» EXERCISE: Line by line, copy the material below exactly as given.
•••••
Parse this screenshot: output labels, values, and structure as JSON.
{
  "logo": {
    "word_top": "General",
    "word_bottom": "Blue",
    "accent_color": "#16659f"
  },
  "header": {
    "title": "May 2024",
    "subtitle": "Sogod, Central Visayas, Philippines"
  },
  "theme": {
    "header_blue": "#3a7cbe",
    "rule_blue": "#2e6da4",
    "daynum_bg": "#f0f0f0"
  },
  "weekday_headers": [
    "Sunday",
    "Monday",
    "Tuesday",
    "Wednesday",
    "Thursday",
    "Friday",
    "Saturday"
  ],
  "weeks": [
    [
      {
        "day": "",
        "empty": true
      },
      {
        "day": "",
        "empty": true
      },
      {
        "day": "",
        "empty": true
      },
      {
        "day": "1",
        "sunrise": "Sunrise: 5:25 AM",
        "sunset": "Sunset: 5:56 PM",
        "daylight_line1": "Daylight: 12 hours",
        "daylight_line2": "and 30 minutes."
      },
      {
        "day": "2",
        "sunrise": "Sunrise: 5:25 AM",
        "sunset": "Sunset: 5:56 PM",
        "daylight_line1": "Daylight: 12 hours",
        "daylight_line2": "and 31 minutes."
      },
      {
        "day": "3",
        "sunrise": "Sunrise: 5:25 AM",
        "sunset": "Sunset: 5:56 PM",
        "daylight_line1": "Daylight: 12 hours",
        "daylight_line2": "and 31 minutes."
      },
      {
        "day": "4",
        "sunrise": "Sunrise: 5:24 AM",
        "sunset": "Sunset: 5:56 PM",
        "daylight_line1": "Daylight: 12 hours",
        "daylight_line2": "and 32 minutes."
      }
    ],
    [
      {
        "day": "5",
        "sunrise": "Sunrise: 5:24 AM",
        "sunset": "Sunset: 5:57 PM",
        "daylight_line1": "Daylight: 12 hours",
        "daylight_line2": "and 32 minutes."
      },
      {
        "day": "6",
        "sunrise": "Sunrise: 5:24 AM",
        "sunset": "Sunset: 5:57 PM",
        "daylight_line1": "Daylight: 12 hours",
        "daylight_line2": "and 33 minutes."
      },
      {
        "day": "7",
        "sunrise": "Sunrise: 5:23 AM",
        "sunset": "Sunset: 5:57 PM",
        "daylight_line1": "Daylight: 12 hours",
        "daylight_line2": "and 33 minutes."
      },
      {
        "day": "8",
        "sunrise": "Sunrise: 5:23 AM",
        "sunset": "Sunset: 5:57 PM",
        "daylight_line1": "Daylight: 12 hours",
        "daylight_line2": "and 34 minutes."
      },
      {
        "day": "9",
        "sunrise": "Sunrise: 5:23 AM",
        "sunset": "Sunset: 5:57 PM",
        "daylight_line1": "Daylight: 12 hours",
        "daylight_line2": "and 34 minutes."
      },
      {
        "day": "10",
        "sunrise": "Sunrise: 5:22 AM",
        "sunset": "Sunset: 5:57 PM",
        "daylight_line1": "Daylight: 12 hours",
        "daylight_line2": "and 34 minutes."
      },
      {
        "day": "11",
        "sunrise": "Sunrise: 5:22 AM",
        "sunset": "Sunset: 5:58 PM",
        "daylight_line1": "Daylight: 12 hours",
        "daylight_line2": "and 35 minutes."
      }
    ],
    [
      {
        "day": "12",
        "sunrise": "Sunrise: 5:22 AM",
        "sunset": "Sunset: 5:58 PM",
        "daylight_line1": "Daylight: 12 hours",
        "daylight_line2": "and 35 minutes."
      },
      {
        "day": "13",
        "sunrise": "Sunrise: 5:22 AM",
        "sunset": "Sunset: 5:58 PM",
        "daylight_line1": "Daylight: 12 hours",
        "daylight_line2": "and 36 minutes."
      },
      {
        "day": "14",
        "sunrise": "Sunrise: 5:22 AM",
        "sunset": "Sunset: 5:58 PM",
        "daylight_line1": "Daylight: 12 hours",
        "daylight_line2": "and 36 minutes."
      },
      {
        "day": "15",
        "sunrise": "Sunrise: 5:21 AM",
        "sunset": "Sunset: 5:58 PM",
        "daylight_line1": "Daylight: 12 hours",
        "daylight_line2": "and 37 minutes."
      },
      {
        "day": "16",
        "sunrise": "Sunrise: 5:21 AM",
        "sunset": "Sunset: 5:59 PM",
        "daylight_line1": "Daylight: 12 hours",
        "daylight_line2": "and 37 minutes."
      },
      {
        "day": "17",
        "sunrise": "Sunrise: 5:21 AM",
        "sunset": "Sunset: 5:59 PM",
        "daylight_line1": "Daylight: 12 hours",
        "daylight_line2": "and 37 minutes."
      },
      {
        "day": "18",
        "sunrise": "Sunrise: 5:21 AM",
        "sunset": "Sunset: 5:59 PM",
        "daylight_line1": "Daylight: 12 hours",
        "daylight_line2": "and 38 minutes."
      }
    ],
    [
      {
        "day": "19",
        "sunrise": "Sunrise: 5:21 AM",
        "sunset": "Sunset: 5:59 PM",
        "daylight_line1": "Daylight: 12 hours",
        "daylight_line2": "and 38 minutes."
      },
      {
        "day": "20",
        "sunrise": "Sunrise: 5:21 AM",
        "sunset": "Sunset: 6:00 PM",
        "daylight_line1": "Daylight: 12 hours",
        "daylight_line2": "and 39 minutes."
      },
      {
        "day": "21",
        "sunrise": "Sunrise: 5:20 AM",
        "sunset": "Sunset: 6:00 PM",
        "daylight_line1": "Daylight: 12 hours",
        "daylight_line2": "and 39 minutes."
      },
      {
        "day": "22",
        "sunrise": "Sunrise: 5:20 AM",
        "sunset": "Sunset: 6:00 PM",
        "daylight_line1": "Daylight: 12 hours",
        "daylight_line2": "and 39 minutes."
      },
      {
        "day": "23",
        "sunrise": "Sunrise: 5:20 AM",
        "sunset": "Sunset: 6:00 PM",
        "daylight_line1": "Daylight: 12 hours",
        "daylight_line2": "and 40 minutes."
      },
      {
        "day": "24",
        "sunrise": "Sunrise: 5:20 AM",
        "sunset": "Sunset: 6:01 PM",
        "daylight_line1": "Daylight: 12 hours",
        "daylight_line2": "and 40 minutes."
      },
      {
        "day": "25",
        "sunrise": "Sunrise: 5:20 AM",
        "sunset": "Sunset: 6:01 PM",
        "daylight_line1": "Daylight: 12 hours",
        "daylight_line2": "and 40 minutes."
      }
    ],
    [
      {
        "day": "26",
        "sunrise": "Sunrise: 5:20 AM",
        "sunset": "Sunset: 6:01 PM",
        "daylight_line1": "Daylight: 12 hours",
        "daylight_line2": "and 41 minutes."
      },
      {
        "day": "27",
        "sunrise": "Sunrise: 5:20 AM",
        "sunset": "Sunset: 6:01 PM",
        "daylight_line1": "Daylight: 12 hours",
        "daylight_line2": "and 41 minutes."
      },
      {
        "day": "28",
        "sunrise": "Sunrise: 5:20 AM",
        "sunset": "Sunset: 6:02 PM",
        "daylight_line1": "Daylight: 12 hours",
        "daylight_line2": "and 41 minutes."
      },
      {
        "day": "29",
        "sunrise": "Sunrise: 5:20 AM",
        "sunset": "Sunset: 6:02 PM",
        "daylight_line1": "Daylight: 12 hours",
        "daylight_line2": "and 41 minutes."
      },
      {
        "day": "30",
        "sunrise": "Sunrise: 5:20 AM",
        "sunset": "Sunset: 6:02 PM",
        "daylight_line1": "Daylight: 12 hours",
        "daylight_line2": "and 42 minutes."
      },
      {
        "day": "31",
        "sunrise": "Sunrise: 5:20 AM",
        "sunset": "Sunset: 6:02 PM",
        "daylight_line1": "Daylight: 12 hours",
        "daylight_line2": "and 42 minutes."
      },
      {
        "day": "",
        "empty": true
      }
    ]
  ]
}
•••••
» EXPECTED ANSWER:
Parse this screenshot: output labels, values, and structure as JSON.
{
  "logo": {
    "word_top": "General",
    "word_bottom": "Blue",
    "accent_color": "#16659f"
  },
  "header": {
    "title": "May 2024",
    "subtitle": "Sogod, Central Visayas, Philippines"
  },
  "theme": {
    "header_blue": "#3a7cbe",
    "rule_blue": "#2e6da4",
    "daynum_bg": "#f0f0f0"
  },
  "weekday_headers": [
    "Sunday",
    "Monday",
    "Tuesday",
    "Wednesday",
    "Thursday",
    "Friday",
    "Saturday"
  ],
  "weeks": [
    [
      {
        "day": "",
        "empty": true
      },
      {
        "day": "",
        "empty": true
      },
      {
        "day": "",
        "empty": true
      },
      {
        "day": "1",
        "sunrise": "Sunrise: 5:25 AM",
        "sunset": "Sunset: 5:56 PM",
        "daylight_line1": "Daylight: 12 hours",
        "daylight_line2": "and 30 minutes."
      },
      {
        "day": "2",
        "sunrise": "Sunrise: 5:25 AM",
        "sunset": "Sunset: 5:56 PM",
        "daylight_line1": "Daylight: 12 hours",
        "daylight_line2": "and 31 minutes."
      },
      {
        "day": "3",
        "sunrise": "Sunrise: 5:25 AM",
        "sunset": "Sunset: 5:56 PM",
        "daylight_line1": "Daylight: 12 hours",
        "daylight_line2": "and 31 minutes."
      },
      {
        "day": "4",
        "sunrise": "Sunrise: 5:24 AM",
        "sunset": "Sunset: 5:56 PM",
        "daylight_line1": "Daylight: 12 hours",
        "daylight_line2": "and 32 minutes."
      }
    ],
    [
      {
        "day": "5",
        "sunrise": "Sunrise: 5:24 AM",
        "sunset": "Sunset: 5:57 PM",
        "daylight_line1": "Daylight: 12 hours",
        "daylight_line2": "and 32 minutes."
      },
      {
        "day": "6",
        "sunrise": "Sunrise: 5:24 AM",
        "sunset": "Sunset: 5:57 PM",
        "daylight_line1": "Daylight: 12 hours",
        "daylight_line2": "and 33 minutes."
      },
      {
        "day": "7",
        "sunrise": "Sunrise: 5:23 AM",
        "sunset": "Sunset: 5:57 PM",
        "daylight_line1": "Daylight: 12 hours",
        "daylight_line2": "and 33 minutes."
      },
      {
        "day": "8",
        "sunrise": "Sunrise: 5:23 AM",
        "sunset": "Sunset: 5:57 PM",
        "daylight_line1": "Daylight: 12 hours",
        "daylight_line2": "and 34 minutes."
      },
      {
        "day": "9",
        "sunrise": "Sunrise: 5:23 AM",
        "sunset": "Sunset: 5:57 PM",
        "daylight_line1": "Daylight: 12 hours",
        "daylight_line2": "and 34 minutes."
      },
      {
        "day": "10",
        "sunrise": "Sunrise: 5:22 AM",
        "sunset": "Sunset: 5:57 PM",
        "daylight_line1": "Daylight: 12 hours",
        "daylight_line2": "and 34 minutes."
      },
      {
        "day": "11",
        "sunrise": "Sunrise: 5:22 AM",
        "sunset": "Sunset: 5:58 PM",
        "daylight_line1": "Daylight: 12 hours",
        "daylight_line2": "and 35 minutes."
      }
    ],
    [
      {
        "day": "12",
        "sunrise": "Sunrise: 5:22 AM",
        "sunset": "Sunset: 5:58 PM",
        "daylight_line1": "Daylight: 12 hours",
        "daylight_line2": "and 35 minutes."
      },
      {
        "day": "13",
        "sunrise": "Sunrise: 5:22 AM",
        "sunset": "Sunset: 5:58 PM",
        "daylight_line1": "Daylight: 12 hours",
        "daylight_line2": "and 36 minutes."
      },
      {
        "day": "14",
        "sunrise": "Sunrise: 5:22 AM",
        "sunset": "Sunset: 5:58 PM",
        "daylight_line1": "Daylight: 12 hours",
        "daylight_line2": "and 36 minutes."
      },
      {
        "day": "15",
        "sunrise": "Sunrise: 5:21 AM",
        "sunset": "Sunset: 5:58 PM",
        "daylight_line1": "Daylight: 12 hours",
        "daylight_line2": "and 37 minutes."
      },
      {
        "day": "16",
        "sunrise": "Sunrise: 5:21 AM",
        "sunset": "Sunset: 5:59 PM",
        "daylight_line1": "Daylight: 12 hours",
        "daylight_line2": "and 37 minutes."
      },
      {
        "day": "17",
        "sunrise": "Sunrise: 5:21 AM",
        "sunset": "Sunset: 5:59 PM",
        "daylight_line1": "Daylight: 12 hours",
        "daylight_line2": "and 37 minutes."
      },
      {
        "day": "18",
        "sunrise": "Sunrise: 5:21 AM",
        "sunset": "Sunset: 5:59 PM",
        "daylight_line1": "Daylight: 12 hours",
        "daylight_line2": "and 38 minutes."
      }
    ],
    [
      {
        "day": "19",
        "sunrise": "Sunrise: 5:21 AM",
        "sunset": "Sunset: 5:59 PM",
        "daylight_line1": "Daylight: 12 hours",
        "daylight_line2": "and 38 minutes."
      },
      {
        "day": "20",
        "sunrise": "Sunrise: 5:21 AM",
        "sunset": "Sunset: 6:00 PM",
        "daylight_line1": "Daylight: 12 hours",
        "daylight_line2": "and 39 minutes."
      },
      {
        "day": "21",
        "sunrise": "Sunrise: 5:20 AM",
        "sunset": "Sunset: 6:00 PM",
        "daylight_line1": "Daylight: 12 hours",
        "daylight_line2": "and 39 minutes."
      },
      {
        "day": "22",
        "sunrise": "Sunrise: 5:20 AM",
        "sunset": "Sunset: 6:00 PM",
        "daylight_line1": "Daylight: 12 hours",
        "daylight_line2": "and 39 minutes."
      },
      {
        "day": "23",
        "sunrise": "Sunrise: 5:20 AM",
        "sunset": "Sunset: 6:00 PM",
        "daylight_line1": "Daylight: 12 hours",
        "daylight_line2": "and 40 minutes."
      },
      {
        "day": "24",
        "sunrise": "Sunrise: 5:20 AM",
        "sunset": "Sunset: 6:01 PM",
        "daylight_line1": "Daylight: 12 hours",
        "daylight_line2": "and 40 minutes."
      },
      {
        "day": "25",
        "sunrise": "Sunrise: 5:20 AM",
        "sunset": "Sunset: 6:01 PM",
        "daylight_line1": "Daylight: 12 hours",
        "daylight_line2": "and 40 minutes."
      }
    ],
    [
      {
        "day": "26",
        "sunrise": "Sunrise: 5:20 AM",
        "sunset": "Sunset: 6:01 PM",
        "daylight_line1": "Daylight: 12 hours",
        "daylight_line2": "and 41 minutes."
      },
      {
        "day": "27",
        "sunrise": "Sunrise: 5:20 AM",
        "sunset": "Sunset: 6:01 PM",
        "daylight_line1": "Daylight: 12 hours",
        "daylight_line2": "and 41 minutes."
      },
      {
        "day": "28",
        "sunrise": "Sunrise: 5:20 AM",
        "sunset": "Sunset: 6:02 PM",
        "daylight_line1": "Daylight: 12 hours",
        "daylight_line2": "and 41 minutes."
      },
      {
        "day": "29",
        "sunrise": "Sunrise: 5:20 AM",
        "sunset": "Sunset: 6:02 PM",
        "daylight_line1": "Daylight: 12 hours",
        "daylight_line2": "and 41 minutes."
      },
      {
        "day": "30",
        "sunrise": "Sunrise: 5:20 AM",
        "sunset": "Sunset: 6:02 PM",
        "daylight_line1": "Daylight: 12 hours",
        "daylight_line2": "and 42 minutes."
      },
      {
        "day": "31",
        "sunrise": "Sunrise: 5:20 AM",
        "sunset": "Sunset: 6:02 PM",
        "daylight_line1": "Daylight: 12 hours",
        "daylight_line2": "and 42 minutes."
      },
      {
        "day": "",
        "empty": true
      }
    ]
  ]
}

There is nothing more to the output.